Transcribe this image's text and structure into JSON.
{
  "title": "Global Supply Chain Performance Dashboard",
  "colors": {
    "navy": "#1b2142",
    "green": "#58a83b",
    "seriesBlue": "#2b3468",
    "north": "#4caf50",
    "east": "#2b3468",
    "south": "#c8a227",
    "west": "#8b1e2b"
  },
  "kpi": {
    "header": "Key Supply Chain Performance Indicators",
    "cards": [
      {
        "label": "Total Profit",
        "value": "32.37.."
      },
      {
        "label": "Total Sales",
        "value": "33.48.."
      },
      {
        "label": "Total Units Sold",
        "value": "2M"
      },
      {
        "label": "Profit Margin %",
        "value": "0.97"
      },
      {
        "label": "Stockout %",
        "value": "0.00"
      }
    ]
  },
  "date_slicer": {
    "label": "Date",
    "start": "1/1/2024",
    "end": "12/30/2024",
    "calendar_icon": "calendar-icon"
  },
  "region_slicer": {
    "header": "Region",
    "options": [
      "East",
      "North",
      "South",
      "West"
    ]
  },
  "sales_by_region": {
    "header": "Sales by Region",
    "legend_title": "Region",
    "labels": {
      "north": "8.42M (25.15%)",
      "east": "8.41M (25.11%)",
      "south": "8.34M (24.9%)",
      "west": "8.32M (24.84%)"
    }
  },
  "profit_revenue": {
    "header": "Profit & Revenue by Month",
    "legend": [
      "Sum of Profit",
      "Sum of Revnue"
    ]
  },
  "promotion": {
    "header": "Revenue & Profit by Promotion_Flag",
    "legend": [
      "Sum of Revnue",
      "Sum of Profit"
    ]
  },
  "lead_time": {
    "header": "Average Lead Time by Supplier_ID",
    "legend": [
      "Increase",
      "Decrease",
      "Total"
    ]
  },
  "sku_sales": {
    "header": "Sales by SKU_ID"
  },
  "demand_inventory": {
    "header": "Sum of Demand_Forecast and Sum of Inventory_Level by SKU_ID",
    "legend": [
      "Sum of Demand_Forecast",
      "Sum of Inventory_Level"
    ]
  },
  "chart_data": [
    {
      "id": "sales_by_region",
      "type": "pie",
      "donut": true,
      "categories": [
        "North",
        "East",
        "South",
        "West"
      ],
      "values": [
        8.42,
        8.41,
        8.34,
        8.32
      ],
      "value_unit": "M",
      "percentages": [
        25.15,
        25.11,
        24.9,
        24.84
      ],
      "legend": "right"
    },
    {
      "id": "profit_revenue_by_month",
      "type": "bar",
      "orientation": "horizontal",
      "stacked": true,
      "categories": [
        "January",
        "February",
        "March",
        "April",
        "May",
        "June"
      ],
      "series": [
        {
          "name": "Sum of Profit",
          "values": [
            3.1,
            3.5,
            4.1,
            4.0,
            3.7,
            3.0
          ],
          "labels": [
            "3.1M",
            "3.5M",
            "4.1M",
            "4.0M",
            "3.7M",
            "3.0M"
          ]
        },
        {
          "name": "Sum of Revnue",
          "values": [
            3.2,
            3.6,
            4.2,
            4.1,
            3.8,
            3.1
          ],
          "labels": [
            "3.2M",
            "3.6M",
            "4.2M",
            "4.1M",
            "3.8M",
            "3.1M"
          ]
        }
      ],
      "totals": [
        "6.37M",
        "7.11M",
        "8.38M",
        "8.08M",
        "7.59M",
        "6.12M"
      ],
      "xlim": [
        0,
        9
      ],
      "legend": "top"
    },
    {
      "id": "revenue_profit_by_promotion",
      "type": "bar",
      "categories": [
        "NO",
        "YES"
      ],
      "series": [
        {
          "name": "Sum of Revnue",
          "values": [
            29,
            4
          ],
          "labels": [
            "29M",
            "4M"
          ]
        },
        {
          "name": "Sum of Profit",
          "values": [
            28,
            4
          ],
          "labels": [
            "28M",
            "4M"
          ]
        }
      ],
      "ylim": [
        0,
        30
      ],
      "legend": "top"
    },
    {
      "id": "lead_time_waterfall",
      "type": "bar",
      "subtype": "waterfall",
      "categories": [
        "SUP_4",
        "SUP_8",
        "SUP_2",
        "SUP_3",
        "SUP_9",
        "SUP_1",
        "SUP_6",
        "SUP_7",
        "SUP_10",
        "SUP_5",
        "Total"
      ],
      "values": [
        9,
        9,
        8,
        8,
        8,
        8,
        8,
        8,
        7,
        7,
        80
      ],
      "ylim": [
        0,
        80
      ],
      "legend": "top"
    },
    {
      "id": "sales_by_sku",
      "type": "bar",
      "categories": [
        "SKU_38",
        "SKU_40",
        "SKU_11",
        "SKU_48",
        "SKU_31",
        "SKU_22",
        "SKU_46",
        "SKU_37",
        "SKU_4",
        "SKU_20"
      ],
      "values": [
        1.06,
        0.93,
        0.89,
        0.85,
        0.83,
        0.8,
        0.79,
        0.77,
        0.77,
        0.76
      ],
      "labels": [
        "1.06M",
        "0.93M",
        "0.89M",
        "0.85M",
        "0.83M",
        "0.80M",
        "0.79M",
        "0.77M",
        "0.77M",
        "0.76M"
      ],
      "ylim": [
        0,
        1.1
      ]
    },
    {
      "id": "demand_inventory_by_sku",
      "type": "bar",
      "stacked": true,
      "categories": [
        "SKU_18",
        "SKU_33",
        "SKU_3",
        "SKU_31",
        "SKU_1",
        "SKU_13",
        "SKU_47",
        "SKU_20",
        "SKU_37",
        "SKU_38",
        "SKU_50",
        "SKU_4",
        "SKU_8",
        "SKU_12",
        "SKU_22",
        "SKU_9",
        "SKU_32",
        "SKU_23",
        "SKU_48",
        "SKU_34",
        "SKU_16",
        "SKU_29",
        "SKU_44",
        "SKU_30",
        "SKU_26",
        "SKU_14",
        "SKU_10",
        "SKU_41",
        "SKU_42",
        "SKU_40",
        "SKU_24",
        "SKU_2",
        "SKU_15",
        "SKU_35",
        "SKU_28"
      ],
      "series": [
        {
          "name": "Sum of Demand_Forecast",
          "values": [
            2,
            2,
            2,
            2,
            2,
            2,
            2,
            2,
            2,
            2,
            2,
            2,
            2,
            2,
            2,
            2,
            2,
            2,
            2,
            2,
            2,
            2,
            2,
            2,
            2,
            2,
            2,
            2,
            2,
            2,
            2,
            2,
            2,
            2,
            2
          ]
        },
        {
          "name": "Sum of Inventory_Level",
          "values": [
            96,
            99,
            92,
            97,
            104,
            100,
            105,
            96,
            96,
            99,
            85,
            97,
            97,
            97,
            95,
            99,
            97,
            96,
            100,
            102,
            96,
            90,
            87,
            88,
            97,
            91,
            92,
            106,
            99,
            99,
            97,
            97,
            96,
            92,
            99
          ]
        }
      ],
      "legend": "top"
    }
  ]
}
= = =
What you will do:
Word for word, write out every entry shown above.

Response to this exercise:
Transcribe this image's text and structure into JSON.
{
  "title": "Global Supply Chain Performance Dashboard",
  "colors": {
    "navy": "#1b2142",
    "green": "#58a83b",
    "seriesBlue": "#2b3468",
    "north": "#4caf50",
    "east": "#2b3468",
    "south": "#c8a227",
    "west": "#8b1e2b"
  },
  "kpi": {
    "header": "Key Supply Chain Performance Indicators",
    "cards": [
      {
        "label": "Total Profit",
        "value": "32.37.."
      },
      {
        "label": "Total Sales",
        "value": "33.48.."
      },
      {
        "label": "Total Units Sold",
        "value": "2M"
      },
      {
        "label": "Profit Margin %",
        "value": "0.97"
      },
      {
        "label": "Stockout %",
        "value": "0.00"
      }
    ]
  },
  "date_slicer": {
    "label": "Date",
    "start": "1/1/2024",
    "end": "12/30/2024",
    "calendar_icon": "calendar-icon"
  },
  "region_slicer": {
    "header": "Region",
    "options": [
      "East",
      "North",
      "South",
      "West"
    ]
  },
  "sales_by_region": {
    "header": "Sales by Region",
    "legend_title": "Region",
    "labels": {
      "north": "8.42M (25.15%)",
      "east": "8.41M (25.11%)",
      "south": "8.34M (24.9%)",
      "west": "8.32M (24.84%)"
    }
  },
  "profit_revenue": {
    "header": "Profit & Revenue by Month",
    "legend": [
      "Sum of Profit",
      "Sum of Revnue"
    ]
  },
  "promotion": {
    "header": "Revenue & Profit by Promotion_Flag",
    "legend": [
      "Sum of Revnue",
      "Sum of Profit"
    ]
  },
  "lead_time": {
    "header": "Average Lead Time by Supplier_ID",
    "legend": [
      "Increase",
      "Decrease",
      "Total"
    ]
  },
  "sku_sales": {
    "header": "Sales by SKU_ID"
  },
  "demand_inventory": {
    "header": "Sum of Demand_Forecast and Sum of Inventory_Level by SKU_ID",
    "legend": [
      "Sum of Demand_Forecast",
      "Sum of Inventory_Level"
    ]
  },
  "chart_data": [
    {
      "id": "sales_by_region",
      "type": "pie",
      "donut": true,
      "categories": [
        "North",
        "East",
        "South",
        "West"
      ],
      "values": [
        8.42,
        8.41,
        8.34,
        8.32
      ],
      "value_unit": "M",
      "percentages": [
        25.15,
        25.11,
        24.9,
        24.84
      ],
      "legend": "right"
    },
    {
      "id": "profit_revenue_by_month",
      "type": "bar",
      "orientation": "horizontal",
      "stacked": true,
      "categories": [
        "January",
        "February",
        "March",
        "April",
        "May",
        "June"
      ],
      "series": [
        {
          "name": "Sum of Profit",
          "values": [
            3.1,
            3.5,
            4.1,
            4.0,
            3.7,
            3.0
          ],
          "labels": [
            "3.1M",
            "3.5M",
            "4.1M",
            "4.0M",
            "3.7M",
            "3.0M"
          ]
        },
        {
          "name": "Sum of Revnue",
          "values": [
            3.2,
            3.6,
            4.2,
            4.1,
            3.8,
            3.1
          ],
          "labels": [
            "3.2M",
            "3.6M",
            "4.2M",
            "4.1M",
            "3.8M",
            "3.1M"
          ]
        }
      ],
      "totals": [
        "6.37M",
        "7.11M",
        "8.38M",
        "8.08M",
        "7.59M",
        "6.12M"
      ],
      "xlim": [
        0,
        9
      ],
      "legend": "top"
    },
    {
      "id": "revenue_profit_by_promotion",
      "type": "bar",
      "categories": [
        "NO",
        "YES"
      ],
      "series": [
        {
          "name": "Sum of Revnue",
          "values": [
            29,
            4
          ],
          "labels": [
            "29M",
            "4M"
          ]
        },
        {
          "name": "Sum of Profit",
          "values": [
            28,
            4
          ],
          "labels": [
            "28M",
            "4M"
          ]
        }
      ],
      "ylim": [
        0,
        30
      ],
      "legend": "top"
    },
    {
      "id": "lead_time_waterfall",
      "type": "bar",
      "subtype": "waterfall",
      "categories": [
        "SUP_4",
        "SUP_8",
        "SUP_2",
        "SUP_3",
        "SUP_9",
        "SUP_1",
        "SUP_6",
        "SUP_7",
        "SUP_10",
        "SUP_5",
        "Total"
      ],
      "values": [
        9,
        9,
        8,
        8,
        8,
        8,
        8,
        8,
        7,
        7,
        80
      ],
      "ylim": [
        0,
        80
      ],
      "legend": "top"
    },
    {
      "id": "sales_by_sku",
      "type": "bar",
      "categories": [
        "SKU_38",
        "SKU_40",
        "SKU_11",
        "SKU_48",
        "SKU_31",
        "SKU_22",
        "SKU_46",
        "SKU_37",
        "SKU_4",
        "SKU_20"
      ],
      "values": [
        1.06,
        0.93,
        0.89,
        0.85,
        0.83,
        0.8,
        0.79,
        0.77,
        0.77,
        0.76
      ],
      "labels": [
        "1.06M",
        "0.93M",
        "0.89M",
        "0.85M",
        "0.83M",
        "0.80M",
        "0.79M",
        "0.77M",
        "0.77M",
        "0.76M"
      ],
      "ylim": [
        0,
        1.1
      ]
    },
    {
      "id": "demand_inventory_by_sku",
      "type": "bar",
      "stacked": true,
      "categories": [
        "SKU_18",
        "SKU_33",
        "SKU_3",
        "SKU_31",
        "SKU_1",
        "SKU_13",
        "SKU_47",
        "SKU_20",
        "SKU_37",
        "SKU_38",
        "SKU_50",
        "SKU_4",
        "SKU_8",
        "SKU_12",
        "SKU_22",
        "SKU_9",
        "SKU_32",
        "SKU_23",
        "SKU_48",
        "SKU_34",
        "SKU_16",
        "SKU_29",
        "SKU_44",
        "SKU_30",
        "SKU_26",
        "SKU_14",
        "SKU_10",
        "SKU_41",
        "SKU_42",
        "SKU_40",
        "SKU_24",
        "SKU_2",
        "SKU_15",
        "SKU_35",
        "SKU_28"
      ],
      "series": [
        {
          "name": "Sum of Demand_Forecast",
          "values": [
            2,
            2,
            2,
            2,
            2,
            2,
            2,
            2,
            2,
            2,
            2,
            2,
            2,
            2,
            2,
            2,
            2,
            2,
            2,
            2,
            2,
            2,
            2,
            2,
            2,
            2,
            2,
            2,
            2,
            2,
            2,
            2,
            2,
            2,
            2
          ]
        },
        {
          "name": "Sum of Inventory_Level",
          "values": [
            96,
            99,
            92,
            97,
            104,
            100,
            105,
            96,
            96,
            99,
            85,
            97,
            97,
            97,
            95,
            99,
            97,
            96,
            100,
            102,
            96,
            90,
            87,
            88,
            97,
            91,
            92,
            106,
            99,
            99,
            97,
            97,
            96,
            92,
            99
          ]
        }
      ],
      "legend": "top"
    }
  ]
}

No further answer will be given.